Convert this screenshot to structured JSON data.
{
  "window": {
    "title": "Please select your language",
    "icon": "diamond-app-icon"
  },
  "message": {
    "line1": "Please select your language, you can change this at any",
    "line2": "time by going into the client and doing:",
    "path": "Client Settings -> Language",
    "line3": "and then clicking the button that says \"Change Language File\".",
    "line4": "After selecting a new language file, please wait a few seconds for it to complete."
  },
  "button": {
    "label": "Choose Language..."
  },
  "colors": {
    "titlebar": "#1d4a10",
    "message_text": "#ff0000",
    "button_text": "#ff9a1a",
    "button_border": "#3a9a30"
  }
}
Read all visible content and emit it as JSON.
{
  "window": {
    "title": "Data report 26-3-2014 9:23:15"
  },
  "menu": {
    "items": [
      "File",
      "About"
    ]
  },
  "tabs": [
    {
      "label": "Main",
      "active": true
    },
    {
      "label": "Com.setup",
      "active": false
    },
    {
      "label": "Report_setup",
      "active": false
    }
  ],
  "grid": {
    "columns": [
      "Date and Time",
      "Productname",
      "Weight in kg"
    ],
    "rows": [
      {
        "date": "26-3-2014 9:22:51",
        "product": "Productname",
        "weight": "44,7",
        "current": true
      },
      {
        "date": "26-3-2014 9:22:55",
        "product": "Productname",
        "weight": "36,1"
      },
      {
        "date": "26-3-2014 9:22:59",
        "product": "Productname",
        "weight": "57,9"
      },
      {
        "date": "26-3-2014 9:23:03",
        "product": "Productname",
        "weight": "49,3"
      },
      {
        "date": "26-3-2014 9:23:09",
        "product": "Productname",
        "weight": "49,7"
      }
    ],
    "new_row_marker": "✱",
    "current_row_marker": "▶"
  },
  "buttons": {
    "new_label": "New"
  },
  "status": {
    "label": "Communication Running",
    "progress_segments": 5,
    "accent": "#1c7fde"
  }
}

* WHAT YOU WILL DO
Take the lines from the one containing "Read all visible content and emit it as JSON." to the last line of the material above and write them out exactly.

* RESULT OF THIS TASK
Read all visible content and emit it as JSON.
{
  "window": {
    "title": "Data report 26-3-2014 9:23:15"
  },
  "menu": {
    "items": [
      "File",
      "About"
    ]
  },
  "tabs": [
    {
      "label": "Main",
      "active": true
    },
    {
      "label": "Com.setup",
      "active": false
    },
    {
      "label": "Report_setup",
      "active": false
    }
  ],
  "grid": {
    "columns": [
      "Date and Time",
      "Productname",
      "Weight in kg"
    ],
    "rows": [
      {
        "date": "26-3-2014 9:22:51",
        "product": "Productname",
        "weight": "44,7",
        "current": true
      },
      {
        "date": "26-3-2014 9:22:55",
        "product": "Productname",
        "weight": "36,1"
      },
      {
        "date": "26-3-2014 9:22:59",
        "product": "Productname",
        "weight": "57,9"
      },
      {
        "date": "26-3-2014 9:23:03",
        "product": "Productname",
        "weight": "49,3"
      },
      {
        "date": "26-3-2014 9:23:09",
        "product": "Productname",
        "weight": "49,7"
      }
    ],
    "new_row_marker": "✱",
    "current_row_marker": "▶"
  },
  "buttons": {
    "new_label": "New"
  },
  "status": {
    "label": "Communication Running",
    "progress_segments": 5,
    "accent": "#1c7fde"
  }
}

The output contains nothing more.